(Problem statement) Work through the listing below, copying each line that carries the word "content".

(Data excerpts)
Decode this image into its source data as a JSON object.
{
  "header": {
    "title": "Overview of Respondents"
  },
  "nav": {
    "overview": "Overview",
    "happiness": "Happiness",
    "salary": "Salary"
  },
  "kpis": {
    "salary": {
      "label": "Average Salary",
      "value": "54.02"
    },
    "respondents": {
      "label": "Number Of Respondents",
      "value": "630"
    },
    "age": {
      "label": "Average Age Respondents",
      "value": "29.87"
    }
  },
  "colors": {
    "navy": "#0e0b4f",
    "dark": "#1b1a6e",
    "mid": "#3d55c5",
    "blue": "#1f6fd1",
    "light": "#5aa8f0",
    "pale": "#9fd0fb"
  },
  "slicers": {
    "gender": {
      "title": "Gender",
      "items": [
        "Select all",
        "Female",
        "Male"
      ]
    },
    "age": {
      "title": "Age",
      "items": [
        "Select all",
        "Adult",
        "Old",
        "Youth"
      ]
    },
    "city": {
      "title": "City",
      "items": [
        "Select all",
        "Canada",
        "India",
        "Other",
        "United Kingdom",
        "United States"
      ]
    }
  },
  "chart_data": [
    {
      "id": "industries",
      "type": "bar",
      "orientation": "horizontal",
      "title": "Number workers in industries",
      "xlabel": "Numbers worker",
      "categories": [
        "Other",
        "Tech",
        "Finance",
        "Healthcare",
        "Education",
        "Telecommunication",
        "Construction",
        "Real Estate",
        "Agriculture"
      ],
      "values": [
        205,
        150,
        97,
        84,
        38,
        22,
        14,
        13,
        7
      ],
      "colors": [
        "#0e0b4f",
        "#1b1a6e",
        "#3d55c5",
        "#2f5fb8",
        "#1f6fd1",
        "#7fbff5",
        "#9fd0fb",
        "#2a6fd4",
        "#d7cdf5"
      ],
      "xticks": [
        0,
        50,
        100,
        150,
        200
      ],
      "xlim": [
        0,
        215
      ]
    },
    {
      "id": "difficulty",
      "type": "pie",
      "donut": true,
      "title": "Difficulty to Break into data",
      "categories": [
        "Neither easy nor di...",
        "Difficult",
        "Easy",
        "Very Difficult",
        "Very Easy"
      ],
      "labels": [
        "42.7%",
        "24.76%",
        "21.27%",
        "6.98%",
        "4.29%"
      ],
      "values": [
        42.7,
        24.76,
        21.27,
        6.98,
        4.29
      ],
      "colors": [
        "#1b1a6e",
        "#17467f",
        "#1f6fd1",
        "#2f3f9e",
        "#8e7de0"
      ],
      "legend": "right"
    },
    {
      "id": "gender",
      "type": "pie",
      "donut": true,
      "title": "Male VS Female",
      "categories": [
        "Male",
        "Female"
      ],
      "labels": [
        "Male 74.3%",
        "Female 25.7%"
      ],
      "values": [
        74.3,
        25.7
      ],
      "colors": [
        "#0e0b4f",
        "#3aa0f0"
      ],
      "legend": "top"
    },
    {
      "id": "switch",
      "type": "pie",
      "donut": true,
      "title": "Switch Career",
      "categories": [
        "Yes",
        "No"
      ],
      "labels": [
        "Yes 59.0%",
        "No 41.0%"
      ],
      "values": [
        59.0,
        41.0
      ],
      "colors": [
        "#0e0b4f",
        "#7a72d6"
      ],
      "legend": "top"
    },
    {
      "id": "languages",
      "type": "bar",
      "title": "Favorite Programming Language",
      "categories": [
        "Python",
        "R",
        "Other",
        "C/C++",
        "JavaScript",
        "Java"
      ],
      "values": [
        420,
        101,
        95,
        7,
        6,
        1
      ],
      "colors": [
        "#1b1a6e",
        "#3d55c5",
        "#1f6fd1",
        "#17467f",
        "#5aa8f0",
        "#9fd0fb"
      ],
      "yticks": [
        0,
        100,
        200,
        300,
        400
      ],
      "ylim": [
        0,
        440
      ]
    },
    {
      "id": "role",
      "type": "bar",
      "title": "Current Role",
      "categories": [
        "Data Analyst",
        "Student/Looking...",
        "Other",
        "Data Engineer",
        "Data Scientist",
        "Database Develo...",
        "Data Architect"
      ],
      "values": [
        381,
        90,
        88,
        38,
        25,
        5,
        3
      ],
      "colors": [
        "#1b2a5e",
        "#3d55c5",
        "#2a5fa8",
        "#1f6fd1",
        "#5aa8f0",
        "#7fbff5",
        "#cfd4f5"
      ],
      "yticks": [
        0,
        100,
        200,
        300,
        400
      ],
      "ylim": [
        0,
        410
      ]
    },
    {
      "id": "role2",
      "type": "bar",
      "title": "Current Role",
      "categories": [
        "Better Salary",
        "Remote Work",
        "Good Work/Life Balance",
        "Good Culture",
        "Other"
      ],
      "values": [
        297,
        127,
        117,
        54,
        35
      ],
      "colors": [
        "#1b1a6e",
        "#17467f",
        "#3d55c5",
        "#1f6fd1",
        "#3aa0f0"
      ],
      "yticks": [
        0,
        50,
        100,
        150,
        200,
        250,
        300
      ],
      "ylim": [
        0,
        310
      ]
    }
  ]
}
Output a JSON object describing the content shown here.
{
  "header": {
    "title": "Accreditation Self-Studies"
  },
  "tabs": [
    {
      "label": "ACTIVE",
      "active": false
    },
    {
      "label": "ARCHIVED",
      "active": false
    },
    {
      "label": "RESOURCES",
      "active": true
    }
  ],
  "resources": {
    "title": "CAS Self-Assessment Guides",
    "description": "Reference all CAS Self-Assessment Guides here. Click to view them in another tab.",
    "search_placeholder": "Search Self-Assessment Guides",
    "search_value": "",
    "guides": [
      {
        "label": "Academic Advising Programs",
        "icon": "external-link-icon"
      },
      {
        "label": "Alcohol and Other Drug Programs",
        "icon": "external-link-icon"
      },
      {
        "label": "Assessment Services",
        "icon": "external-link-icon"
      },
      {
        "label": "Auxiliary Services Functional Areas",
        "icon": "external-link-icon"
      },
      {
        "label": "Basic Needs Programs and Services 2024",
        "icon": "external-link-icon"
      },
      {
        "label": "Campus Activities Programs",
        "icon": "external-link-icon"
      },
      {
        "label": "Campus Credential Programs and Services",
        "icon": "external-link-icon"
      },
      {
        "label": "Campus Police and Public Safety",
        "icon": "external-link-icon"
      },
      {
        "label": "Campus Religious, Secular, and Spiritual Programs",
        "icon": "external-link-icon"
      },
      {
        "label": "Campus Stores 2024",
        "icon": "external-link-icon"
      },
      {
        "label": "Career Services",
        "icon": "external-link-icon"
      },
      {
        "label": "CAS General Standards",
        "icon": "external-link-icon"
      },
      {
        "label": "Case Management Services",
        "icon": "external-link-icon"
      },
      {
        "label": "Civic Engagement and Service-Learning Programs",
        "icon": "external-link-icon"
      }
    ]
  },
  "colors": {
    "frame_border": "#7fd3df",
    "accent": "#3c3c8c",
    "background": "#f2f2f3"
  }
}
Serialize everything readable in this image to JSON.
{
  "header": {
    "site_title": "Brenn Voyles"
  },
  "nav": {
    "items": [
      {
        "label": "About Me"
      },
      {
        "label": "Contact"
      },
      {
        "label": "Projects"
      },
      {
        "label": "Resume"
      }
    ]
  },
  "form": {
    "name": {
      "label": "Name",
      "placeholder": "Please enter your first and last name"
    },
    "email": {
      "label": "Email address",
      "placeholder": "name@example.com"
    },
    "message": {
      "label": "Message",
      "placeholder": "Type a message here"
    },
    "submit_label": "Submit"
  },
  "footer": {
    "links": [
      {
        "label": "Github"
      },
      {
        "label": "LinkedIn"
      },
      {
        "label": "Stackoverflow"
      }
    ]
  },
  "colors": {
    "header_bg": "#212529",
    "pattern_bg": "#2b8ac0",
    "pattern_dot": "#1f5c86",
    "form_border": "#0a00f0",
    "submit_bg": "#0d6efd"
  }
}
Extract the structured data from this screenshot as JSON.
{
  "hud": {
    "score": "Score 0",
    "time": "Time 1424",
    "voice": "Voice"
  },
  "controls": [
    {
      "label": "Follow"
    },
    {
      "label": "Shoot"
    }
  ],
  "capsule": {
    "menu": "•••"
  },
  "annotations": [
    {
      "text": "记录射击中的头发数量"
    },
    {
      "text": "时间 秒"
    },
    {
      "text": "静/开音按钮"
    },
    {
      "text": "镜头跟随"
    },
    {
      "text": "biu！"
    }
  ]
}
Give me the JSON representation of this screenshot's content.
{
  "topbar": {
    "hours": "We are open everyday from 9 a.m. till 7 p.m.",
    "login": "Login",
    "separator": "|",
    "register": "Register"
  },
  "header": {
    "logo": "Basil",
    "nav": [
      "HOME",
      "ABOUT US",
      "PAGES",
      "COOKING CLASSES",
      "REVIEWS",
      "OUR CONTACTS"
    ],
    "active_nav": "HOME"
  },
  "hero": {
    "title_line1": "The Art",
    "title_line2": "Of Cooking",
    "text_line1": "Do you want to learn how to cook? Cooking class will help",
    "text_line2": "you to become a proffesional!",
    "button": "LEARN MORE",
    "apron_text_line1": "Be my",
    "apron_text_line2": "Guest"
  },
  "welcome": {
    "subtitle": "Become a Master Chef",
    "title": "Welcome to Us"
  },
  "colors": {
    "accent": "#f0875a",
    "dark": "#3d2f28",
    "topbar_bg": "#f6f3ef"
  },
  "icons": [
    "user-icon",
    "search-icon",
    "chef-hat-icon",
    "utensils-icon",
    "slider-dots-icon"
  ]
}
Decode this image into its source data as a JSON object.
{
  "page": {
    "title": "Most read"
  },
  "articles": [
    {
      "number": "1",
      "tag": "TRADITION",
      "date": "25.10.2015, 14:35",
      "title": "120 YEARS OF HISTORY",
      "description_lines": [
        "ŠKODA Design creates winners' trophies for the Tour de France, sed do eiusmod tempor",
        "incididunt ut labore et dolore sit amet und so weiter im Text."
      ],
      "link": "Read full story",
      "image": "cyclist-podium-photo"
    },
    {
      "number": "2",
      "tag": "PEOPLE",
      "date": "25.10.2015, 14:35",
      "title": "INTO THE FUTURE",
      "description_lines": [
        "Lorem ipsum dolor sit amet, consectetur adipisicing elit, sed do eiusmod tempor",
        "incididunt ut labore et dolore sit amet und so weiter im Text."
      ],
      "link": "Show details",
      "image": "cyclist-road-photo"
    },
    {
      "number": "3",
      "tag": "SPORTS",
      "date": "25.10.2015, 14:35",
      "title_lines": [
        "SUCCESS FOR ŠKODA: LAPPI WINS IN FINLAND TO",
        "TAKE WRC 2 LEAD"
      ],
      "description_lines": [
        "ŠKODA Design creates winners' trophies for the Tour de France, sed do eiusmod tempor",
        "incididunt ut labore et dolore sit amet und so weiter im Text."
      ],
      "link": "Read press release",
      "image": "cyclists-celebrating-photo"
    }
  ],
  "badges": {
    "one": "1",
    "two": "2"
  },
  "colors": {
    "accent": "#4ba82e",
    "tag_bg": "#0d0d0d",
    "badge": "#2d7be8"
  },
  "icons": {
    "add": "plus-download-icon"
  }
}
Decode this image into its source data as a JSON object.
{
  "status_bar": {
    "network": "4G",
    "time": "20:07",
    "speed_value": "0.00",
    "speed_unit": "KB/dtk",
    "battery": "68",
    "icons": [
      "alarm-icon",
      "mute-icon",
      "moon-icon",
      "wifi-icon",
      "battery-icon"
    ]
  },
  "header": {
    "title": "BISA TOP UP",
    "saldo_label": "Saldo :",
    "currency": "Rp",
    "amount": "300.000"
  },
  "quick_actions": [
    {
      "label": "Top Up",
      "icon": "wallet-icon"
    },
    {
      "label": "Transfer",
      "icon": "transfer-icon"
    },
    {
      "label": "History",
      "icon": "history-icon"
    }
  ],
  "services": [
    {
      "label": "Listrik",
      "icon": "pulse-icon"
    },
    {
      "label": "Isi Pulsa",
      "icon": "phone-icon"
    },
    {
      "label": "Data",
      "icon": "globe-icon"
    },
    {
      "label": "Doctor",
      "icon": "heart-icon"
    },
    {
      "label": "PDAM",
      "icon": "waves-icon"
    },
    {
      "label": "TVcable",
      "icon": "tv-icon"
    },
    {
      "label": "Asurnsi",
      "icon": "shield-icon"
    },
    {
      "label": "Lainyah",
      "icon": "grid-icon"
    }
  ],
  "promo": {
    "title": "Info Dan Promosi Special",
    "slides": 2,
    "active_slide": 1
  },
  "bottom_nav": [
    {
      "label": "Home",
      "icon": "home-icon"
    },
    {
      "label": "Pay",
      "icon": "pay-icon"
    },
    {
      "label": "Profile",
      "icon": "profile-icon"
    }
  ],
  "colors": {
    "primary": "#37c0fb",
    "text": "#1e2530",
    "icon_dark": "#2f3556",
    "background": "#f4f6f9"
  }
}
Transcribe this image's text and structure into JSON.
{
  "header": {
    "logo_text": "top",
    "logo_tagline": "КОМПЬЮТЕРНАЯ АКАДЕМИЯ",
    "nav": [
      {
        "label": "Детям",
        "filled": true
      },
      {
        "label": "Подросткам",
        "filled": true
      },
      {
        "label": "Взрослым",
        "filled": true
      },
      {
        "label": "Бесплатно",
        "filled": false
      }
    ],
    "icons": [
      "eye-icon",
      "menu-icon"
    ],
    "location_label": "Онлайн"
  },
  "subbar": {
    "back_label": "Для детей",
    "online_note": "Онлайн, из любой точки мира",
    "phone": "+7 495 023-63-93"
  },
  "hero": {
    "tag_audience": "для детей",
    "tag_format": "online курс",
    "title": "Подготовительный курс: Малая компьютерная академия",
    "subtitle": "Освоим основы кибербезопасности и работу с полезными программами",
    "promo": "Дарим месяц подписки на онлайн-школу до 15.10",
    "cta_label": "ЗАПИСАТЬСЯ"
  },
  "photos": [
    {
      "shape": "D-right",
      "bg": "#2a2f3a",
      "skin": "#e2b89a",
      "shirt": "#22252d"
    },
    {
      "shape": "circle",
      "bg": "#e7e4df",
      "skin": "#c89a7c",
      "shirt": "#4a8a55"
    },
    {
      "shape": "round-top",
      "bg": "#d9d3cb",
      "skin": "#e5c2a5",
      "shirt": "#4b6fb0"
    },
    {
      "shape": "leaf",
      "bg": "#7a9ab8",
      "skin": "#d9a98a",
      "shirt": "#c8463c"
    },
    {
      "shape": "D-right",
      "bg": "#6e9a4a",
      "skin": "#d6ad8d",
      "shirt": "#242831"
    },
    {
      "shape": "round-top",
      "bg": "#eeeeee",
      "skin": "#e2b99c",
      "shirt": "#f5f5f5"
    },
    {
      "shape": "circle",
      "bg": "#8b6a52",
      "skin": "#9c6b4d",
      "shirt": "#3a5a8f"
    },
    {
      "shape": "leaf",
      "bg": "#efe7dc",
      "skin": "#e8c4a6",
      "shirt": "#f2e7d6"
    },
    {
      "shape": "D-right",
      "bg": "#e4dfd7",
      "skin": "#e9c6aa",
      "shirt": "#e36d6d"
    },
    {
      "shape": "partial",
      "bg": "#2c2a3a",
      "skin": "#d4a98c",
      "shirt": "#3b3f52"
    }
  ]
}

(Completed task)
Output a JSON object describing the content shown here.
Give me the JSON representation of this screenshot's content.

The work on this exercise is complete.